Michael said he went online and watched the video of his brother in an orange jumpsuit and the knife-wielding IS executioner known as ‘Jihadi John.’
‘I watched it once or twice,’ he said. ‘I haven’t seen it since but it’s burned into my brain.’
Last week, his trial was told of the horrific brutality Elsheikh allegedly meted out on prisoners, including ‘going away’ batterings for hostages who’d been freed.
Elsheikh is also said to have beaten one hostage 25 times on learning that it was the unnamed captive’s 25th birthday.
Elsheikh and a longtime friend, Alexenda Kotey, were captured together and brought to Virginia to face trial. Kotey pleaded guilty last year in a plea bargain that calls for a life sentence. His sentencing hearing is scheduled for April 29.
A third Beatle, Mohammed Emwazi, served as executioner in the video of Foley’s execution. Emwazi – better known as ‘Jihadi John’ – was killed in a drone strike in November 2015, and was the face and voice of some of ISIS’s most horrific execution videos.
There have been conflicting statements trial about the existence of a fourth Beatle. An individual previously identified in public discussion as a fourth Beatle, Aine Davis, is serving a prison sentence in Turkey.
Defense lawyers have highlighted the discrepancies over the Beatles’ identities, and say there is insufficient evidence to prove Elsheikh was one of the Beatles who participated in the hostage-taking scheme.

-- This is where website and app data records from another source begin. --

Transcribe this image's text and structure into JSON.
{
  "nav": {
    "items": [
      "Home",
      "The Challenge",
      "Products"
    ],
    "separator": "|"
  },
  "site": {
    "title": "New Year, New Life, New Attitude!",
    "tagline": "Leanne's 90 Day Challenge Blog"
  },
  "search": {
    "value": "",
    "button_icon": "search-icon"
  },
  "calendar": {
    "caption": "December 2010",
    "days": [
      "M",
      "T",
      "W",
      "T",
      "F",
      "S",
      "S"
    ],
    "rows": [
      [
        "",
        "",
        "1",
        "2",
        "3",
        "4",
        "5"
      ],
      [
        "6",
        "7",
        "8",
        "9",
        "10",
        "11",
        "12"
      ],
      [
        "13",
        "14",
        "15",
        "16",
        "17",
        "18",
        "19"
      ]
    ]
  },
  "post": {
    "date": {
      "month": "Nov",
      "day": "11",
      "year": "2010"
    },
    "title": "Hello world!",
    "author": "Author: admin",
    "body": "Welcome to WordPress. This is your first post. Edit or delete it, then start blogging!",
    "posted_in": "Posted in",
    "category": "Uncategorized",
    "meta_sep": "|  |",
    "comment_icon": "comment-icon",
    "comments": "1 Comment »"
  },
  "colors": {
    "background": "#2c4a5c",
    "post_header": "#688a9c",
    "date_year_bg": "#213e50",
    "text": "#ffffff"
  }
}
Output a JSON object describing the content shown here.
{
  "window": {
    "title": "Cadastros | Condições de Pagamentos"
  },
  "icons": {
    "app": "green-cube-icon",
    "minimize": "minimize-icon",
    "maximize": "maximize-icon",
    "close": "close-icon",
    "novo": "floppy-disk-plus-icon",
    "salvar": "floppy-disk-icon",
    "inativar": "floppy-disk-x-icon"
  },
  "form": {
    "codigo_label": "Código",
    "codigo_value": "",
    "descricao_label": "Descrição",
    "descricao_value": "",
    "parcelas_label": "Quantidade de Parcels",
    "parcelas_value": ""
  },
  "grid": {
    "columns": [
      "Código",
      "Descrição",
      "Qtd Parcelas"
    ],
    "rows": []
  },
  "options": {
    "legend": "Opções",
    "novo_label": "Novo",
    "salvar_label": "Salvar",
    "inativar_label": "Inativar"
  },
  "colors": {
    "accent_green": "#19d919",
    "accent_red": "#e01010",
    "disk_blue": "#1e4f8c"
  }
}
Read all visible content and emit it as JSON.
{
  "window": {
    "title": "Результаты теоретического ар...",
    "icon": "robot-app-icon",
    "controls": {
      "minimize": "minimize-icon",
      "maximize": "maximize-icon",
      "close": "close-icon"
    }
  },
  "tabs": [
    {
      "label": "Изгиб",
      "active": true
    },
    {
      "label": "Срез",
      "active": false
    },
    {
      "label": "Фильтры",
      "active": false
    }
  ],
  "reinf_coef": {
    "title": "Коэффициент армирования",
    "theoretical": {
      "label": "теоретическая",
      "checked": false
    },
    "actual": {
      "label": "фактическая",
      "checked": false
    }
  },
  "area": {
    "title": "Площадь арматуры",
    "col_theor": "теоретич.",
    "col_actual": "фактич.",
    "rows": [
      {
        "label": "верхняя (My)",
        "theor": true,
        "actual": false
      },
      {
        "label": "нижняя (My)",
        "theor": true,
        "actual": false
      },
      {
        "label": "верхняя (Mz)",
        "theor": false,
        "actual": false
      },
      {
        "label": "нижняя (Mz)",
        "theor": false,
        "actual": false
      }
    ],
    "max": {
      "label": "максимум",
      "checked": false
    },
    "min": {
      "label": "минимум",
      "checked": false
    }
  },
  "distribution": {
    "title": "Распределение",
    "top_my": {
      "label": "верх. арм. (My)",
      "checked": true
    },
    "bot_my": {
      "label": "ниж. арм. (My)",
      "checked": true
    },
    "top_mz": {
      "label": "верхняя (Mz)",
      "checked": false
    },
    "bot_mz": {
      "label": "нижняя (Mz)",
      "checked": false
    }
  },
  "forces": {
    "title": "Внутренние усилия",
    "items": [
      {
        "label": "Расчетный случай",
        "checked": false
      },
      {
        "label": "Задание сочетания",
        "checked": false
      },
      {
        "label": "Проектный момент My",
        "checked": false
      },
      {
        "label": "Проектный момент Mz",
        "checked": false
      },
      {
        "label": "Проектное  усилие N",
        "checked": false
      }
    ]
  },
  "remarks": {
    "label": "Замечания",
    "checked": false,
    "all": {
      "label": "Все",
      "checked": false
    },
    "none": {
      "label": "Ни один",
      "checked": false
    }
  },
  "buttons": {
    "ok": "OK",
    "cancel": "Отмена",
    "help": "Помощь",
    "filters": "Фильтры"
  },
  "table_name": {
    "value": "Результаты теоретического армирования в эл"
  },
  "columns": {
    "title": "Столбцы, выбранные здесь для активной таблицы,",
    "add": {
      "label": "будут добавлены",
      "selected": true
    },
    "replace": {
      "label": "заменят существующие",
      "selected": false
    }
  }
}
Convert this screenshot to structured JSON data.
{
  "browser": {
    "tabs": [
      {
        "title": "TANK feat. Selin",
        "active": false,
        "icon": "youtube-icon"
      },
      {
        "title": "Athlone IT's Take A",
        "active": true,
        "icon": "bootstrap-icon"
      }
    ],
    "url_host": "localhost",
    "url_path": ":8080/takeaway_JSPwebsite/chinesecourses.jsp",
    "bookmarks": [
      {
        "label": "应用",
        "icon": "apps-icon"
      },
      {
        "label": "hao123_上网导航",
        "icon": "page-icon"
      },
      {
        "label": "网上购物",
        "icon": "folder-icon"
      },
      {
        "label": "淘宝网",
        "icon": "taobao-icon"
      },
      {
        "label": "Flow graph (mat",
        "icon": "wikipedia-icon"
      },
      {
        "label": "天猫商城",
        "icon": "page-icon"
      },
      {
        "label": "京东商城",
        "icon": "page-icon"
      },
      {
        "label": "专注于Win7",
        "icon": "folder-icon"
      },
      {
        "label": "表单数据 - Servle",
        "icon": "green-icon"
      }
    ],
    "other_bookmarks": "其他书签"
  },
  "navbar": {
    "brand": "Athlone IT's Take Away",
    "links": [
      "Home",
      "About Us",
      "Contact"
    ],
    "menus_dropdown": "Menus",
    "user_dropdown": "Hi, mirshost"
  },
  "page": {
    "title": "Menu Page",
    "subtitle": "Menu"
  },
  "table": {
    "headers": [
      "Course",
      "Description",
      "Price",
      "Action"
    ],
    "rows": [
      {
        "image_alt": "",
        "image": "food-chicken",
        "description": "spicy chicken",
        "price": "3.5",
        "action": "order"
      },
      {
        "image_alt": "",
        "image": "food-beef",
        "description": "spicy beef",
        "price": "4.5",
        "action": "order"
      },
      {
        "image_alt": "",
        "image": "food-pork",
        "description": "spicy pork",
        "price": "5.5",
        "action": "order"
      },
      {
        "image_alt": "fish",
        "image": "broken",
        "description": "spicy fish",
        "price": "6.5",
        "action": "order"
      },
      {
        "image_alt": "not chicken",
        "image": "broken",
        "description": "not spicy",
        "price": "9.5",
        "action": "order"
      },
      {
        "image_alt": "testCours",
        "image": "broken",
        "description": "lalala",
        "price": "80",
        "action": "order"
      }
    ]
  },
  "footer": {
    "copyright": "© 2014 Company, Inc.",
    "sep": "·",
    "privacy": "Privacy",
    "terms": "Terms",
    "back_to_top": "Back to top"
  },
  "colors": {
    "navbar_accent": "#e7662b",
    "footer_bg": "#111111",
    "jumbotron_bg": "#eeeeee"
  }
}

Prosecutors, though, plan to present evidence later in the trial that Elsheikh confessed to his role under questioning from interrogators and in media interviews.